● Task instructions:
Reproduce the records word for word, with nothing left out.

● Dataset records:
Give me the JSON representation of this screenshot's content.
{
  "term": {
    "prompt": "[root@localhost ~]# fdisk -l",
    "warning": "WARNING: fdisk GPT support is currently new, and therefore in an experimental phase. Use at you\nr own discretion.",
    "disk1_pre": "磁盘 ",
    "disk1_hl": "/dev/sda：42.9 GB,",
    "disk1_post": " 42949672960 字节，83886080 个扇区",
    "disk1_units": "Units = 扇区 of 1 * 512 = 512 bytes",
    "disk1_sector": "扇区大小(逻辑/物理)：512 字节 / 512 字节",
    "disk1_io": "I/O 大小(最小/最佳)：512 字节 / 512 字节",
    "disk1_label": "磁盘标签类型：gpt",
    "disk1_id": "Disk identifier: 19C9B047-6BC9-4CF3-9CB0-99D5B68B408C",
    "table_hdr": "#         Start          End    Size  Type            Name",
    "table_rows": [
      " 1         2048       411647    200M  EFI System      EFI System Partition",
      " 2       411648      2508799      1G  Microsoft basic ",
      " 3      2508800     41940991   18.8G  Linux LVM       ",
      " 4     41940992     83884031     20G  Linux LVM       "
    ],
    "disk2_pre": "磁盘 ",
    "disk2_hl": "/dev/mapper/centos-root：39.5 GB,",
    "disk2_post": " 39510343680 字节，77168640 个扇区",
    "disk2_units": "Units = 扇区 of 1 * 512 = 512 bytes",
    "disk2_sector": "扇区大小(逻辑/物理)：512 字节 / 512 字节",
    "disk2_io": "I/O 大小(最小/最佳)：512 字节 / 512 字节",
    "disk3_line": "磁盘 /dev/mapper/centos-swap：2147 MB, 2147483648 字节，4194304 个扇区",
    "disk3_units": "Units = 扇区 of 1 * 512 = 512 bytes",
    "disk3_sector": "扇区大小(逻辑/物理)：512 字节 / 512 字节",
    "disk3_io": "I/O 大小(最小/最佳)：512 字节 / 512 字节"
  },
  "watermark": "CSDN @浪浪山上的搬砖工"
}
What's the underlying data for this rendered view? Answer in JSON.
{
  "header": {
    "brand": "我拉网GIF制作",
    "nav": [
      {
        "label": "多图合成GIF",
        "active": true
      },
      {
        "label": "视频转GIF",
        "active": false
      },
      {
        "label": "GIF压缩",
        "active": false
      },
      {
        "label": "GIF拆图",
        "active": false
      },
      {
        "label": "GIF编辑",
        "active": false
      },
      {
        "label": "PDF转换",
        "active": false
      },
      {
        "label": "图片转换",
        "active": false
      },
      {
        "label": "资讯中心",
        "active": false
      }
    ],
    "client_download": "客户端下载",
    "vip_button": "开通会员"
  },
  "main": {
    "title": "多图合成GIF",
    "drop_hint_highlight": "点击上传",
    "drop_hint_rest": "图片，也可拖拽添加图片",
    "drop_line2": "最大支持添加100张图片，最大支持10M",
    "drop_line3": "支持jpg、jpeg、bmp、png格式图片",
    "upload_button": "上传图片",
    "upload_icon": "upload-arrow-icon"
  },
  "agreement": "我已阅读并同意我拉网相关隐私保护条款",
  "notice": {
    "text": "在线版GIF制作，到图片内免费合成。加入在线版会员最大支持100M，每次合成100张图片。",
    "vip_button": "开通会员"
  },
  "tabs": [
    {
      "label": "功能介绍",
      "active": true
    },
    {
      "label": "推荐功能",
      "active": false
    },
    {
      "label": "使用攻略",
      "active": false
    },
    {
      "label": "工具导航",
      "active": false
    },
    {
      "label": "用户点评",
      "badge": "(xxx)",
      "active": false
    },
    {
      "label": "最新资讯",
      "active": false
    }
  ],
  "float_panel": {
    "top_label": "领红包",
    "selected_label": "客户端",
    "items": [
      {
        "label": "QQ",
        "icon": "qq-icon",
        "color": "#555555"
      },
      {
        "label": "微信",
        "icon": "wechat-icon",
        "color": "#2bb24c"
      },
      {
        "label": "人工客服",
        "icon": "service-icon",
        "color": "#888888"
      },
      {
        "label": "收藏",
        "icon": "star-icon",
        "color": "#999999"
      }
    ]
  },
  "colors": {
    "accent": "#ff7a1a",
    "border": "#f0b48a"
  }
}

● Task response:
Give me the JSON representation of this screenshot's content.
{
  "term": {
    "prompt": "[root@localhost ~]# fdisk -l",
    "warning": "WARNING: fdisk GPT support is currently new, and therefore in an experimental phase. Use at you\nr own discretion.",
    "disk1_pre": "磁盘 ",
    "disk1_hl": "/dev/sda：42.9 GB,",
    "disk1_post": " 42949672960 字节，83886080 个扇区",
    "disk1_units": "Units = 扇区 of 1 * 512 = 512 bytes",
    "disk1_sector": "扇区大小(逻辑/物理)：512 字节 / 512 字节",
    "disk1_io": "I/O 大小(最小/最佳)：512 字节 / 512 字节",
    "disk1_label": "磁盘标签类型：gpt",
    "disk1_id": "Disk identifier: 19C9B047-6BC9-4CF3-9CB0-99D5B68B408C",
    "table_hdr": "#         Start          End    Size  Type            Name",
    "table_rows": [
      " 1         2048       411647    200M  EFI System      EFI System Partition",
      " 2       411648      2508799      1G  Microsoft basic ",
      " 3      2508800     41940991   18.8G  Linux LVM       ",
      " 4     41940992     83884031     20G  Linux LVM       "
    ],
    "disk2_pre": "磁盘 ",
    "disk2_hl": "/dev/mapper/centos-root：39.5 GB,",
    "disk2_post": " 39510343680 字节，77168640 个扇区",
    "disk2_units": "Units = 扇区 of 1 * 512 = 512 bytes",
    "disk2_sector": "扇区大小(逻辑/物理)：512 字节 / 512 字节",
    "disk2_io": "I/O 大小(最小/最佳)：512 字节 / 512 字节",
    "disk3_line": "磁盘 /dev/mapper/centos-swap：2147 MB, 2147483648 字节，4194304 个扇区",
    "disk3_units": "Units = 扇区 of 1 * 512 = 512 bytes",
    "disk3_sector": "扇区大小(逻辑/物理)：512 字节 / 512 字节",
    "disk3_io": "I/O 大小(最小/最佳)：512 字节 / 512 字节"
  },
  "watermark": "CSDN @浪浪山上的搬砖工"
}
What's the underlying data for this rendered view? Answer in JSON.
{
  "header": {
    "brand": "我拉网GIF制作",
    "nav": [
      {
        "label": "多图合成GIF",
        "active": true
      },
      {
        "label": "视频转GIF",
        "active": false
      },
      {
        "label": "GIF压缩",
        "active": false
      },
      {
        "label": "GIF拆图",
        "active": false
      },
      {
        "label": "GIF编辑",
        "active": false
      },
      {
        "label": "PDF转换",
        "active": false
      },
      {
        "label": "图片转换",
        "active": false
      },
      {
        "label": "资讯中心",
        "active": false
      }
    ],
    "client_download": "客户端下载",
    "vip_button": "开通会员"
  },
  "main": {
    "title": "多图合成GIF",
    "drop_hint_highlight": "点击上传",
    "drop_hint_rest": "图片，也可拖拽添加图片",
    "drop_line2": "最大支持添加100张图片，最大支持10M",
    "drop_line3": "支持jpg、jpeg、bmp、png格式图片",
    "upload_button": "上传图片",
    "upload_icon": "upload-arrow-icon"
  },
  "agreement": "我已阅读并同意我拉网相关隐私保护条款",
  "notice": {
    "text": "在线版GIF制作，到图片内免费合成。加入在线版会员最大支持100M，每次合成100张图片。",
    "vip_button": "开通会员"
  },
  "tabs": [
    {
      "label": "功能介绍",
      "active": true
    },
    {
      "label": "推荐功能",
      "active": false
    },
    {
      "label": "使用攻略",
      "active": false
    },
    {
      "label": "工具导航",
      "active": false
    },
    {
      "label": "用户点评",
      "badge": "(xxx)",
      "active": false
    },
    {
      "label": "最新资讯",
      "active": false
    }
  ],
  "float_panel": {
    "top_label": "领红包",
    "selected_label": "客户端",
    "items": [
      {
        "label": "QQ",
        "icon": "qq-icon",
        "color": "#555555"
      },
      {
        "label": "微信",
        "icon": "wechat-icon",
        "color": "#2bb24c"
      },
      {
        "label": "人工客服",
        "icon": "service-icon",
        "color": "#888888"
      },
      {
        "label": "收藏",
        "icon": "star-icon",
        "color": "#999999"
      }
    ]
  },
  "colors": {
    "accent": "#ff7a1a",
    "border": "#f0b48a"
  }
}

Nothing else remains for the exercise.